* **Input for this task**:
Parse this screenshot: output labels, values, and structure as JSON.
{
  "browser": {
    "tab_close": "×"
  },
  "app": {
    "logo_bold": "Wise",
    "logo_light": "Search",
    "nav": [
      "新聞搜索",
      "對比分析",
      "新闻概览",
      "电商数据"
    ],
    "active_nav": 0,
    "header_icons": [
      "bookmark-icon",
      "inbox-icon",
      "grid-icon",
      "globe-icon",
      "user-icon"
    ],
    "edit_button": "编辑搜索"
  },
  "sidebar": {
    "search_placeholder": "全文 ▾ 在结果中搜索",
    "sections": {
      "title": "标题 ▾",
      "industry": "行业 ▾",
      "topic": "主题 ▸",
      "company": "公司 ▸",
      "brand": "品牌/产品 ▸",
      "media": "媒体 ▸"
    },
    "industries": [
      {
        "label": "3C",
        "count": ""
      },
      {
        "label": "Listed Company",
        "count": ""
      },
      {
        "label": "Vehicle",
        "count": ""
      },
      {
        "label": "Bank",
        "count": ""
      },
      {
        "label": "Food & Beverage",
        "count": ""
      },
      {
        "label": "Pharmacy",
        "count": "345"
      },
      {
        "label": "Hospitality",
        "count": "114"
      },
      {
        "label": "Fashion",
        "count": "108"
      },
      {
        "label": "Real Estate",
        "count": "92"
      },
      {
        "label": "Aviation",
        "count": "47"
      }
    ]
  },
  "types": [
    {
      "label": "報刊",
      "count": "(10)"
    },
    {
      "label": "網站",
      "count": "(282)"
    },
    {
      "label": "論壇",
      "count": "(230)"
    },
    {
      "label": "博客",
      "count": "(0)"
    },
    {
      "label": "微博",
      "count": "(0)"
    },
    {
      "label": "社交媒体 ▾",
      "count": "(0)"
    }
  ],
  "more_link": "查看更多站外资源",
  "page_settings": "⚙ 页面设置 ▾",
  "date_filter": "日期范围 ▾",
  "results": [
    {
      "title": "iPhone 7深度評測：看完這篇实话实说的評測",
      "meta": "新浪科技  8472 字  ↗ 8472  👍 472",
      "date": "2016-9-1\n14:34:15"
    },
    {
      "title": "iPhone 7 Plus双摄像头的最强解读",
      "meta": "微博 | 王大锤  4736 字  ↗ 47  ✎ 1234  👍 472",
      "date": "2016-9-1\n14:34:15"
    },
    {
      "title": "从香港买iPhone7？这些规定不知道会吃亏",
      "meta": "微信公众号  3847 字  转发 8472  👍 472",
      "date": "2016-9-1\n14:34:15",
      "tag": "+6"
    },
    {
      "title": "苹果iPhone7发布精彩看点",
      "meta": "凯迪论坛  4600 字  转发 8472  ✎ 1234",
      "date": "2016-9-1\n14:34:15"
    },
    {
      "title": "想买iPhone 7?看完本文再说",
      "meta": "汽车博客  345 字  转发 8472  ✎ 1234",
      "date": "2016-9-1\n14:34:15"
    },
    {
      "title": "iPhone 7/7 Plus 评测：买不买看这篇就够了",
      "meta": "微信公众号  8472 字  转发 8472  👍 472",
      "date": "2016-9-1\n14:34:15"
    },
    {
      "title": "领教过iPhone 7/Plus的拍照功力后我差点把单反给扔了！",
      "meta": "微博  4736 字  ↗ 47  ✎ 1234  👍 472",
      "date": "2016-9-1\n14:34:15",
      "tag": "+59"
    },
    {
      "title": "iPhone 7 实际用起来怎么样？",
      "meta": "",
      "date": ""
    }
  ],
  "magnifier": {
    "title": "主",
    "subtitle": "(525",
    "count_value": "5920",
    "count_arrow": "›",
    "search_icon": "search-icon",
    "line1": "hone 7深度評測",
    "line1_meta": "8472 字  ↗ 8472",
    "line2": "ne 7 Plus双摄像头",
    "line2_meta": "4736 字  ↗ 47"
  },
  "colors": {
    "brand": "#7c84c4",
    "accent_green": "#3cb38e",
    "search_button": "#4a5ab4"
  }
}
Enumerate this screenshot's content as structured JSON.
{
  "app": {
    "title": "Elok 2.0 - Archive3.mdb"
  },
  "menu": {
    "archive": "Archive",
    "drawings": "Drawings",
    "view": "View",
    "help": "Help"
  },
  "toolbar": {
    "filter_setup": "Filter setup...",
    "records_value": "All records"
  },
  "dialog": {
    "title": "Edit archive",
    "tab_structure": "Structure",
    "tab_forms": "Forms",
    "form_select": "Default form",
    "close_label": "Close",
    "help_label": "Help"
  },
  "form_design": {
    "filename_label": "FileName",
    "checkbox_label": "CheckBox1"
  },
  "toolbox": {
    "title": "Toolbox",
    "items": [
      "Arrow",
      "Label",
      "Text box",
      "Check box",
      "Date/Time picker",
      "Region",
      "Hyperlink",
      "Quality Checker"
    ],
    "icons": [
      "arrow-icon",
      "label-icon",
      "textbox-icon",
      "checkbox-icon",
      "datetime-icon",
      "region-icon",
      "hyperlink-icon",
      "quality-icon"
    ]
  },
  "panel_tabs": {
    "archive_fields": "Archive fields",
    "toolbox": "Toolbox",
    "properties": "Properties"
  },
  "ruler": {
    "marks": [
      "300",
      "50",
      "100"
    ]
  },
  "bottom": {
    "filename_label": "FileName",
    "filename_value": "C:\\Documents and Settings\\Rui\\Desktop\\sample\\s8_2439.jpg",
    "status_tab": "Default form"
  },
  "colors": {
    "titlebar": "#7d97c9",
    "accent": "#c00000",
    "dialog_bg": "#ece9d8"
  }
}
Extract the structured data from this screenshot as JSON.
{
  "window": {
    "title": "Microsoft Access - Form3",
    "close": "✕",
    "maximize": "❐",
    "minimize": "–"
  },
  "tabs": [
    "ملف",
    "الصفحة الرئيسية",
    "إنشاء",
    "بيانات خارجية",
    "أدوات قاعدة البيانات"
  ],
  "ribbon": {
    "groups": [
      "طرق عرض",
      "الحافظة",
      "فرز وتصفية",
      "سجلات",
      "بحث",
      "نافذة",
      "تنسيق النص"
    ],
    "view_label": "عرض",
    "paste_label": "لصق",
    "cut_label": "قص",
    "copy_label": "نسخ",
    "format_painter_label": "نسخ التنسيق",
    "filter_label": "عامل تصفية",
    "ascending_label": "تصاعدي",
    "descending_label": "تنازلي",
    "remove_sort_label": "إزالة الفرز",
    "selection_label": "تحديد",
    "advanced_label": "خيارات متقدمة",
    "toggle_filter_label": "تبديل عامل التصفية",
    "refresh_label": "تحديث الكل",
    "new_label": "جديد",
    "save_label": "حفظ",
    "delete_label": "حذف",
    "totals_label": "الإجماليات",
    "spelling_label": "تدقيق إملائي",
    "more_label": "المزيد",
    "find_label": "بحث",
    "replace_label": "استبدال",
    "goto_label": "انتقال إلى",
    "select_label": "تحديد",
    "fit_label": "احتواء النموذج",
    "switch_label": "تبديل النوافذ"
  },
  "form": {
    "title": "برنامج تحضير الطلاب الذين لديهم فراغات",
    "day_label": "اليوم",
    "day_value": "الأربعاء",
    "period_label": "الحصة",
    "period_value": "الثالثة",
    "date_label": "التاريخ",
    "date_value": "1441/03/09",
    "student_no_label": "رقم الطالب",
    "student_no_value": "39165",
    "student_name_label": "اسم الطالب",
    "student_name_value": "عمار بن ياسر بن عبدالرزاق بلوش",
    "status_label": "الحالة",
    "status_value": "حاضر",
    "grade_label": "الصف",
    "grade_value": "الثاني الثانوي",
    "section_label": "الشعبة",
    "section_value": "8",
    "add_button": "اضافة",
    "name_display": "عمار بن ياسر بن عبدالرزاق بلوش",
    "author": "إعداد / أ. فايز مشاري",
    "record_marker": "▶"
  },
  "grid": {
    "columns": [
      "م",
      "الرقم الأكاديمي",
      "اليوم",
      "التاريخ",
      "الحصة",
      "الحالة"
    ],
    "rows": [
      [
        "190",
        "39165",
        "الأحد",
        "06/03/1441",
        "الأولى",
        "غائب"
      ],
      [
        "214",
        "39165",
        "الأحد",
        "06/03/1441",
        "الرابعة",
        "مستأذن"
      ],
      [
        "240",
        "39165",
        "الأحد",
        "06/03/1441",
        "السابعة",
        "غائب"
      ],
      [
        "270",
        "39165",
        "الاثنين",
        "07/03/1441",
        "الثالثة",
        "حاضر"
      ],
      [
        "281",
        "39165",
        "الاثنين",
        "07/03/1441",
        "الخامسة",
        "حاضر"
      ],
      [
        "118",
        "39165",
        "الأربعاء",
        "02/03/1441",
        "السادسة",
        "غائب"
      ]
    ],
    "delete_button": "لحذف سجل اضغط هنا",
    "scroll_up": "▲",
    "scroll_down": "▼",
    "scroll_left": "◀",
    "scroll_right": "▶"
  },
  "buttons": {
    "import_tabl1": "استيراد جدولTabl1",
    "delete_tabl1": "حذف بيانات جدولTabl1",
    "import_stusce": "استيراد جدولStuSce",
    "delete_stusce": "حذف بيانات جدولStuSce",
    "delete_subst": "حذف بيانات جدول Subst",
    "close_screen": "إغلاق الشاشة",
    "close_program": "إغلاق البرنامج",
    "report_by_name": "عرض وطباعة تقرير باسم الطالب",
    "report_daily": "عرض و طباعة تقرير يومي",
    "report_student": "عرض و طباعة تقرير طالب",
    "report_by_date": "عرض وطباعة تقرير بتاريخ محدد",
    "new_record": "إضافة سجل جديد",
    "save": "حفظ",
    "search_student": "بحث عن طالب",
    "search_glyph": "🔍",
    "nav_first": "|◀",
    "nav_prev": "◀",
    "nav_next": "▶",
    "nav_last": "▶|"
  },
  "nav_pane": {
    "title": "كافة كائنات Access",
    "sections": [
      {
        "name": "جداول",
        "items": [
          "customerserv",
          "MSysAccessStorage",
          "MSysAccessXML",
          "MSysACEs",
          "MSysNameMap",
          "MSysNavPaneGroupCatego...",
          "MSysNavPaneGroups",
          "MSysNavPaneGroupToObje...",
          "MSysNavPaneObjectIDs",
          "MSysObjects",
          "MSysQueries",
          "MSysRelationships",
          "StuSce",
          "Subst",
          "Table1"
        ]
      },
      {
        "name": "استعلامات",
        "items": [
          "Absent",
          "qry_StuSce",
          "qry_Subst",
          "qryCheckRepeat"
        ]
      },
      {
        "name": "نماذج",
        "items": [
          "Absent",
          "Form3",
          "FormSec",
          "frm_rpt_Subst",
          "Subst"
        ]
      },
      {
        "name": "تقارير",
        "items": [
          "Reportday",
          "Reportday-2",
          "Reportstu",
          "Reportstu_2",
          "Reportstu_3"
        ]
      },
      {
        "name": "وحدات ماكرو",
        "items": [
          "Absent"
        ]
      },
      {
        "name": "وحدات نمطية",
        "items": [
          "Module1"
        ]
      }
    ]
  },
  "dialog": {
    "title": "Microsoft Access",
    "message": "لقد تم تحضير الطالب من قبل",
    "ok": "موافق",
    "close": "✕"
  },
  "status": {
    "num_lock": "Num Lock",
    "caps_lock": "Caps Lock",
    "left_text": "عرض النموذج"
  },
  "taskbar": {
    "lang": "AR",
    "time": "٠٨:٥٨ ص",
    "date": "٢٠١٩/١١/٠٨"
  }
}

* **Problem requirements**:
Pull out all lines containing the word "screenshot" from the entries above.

* **Solution to this problem**:
Parse this screenshot: output labels, values, and structure as JSON.
Enumerate this screenshot's content as structured JSON.
Extract the structured data from this screenshot as JSON.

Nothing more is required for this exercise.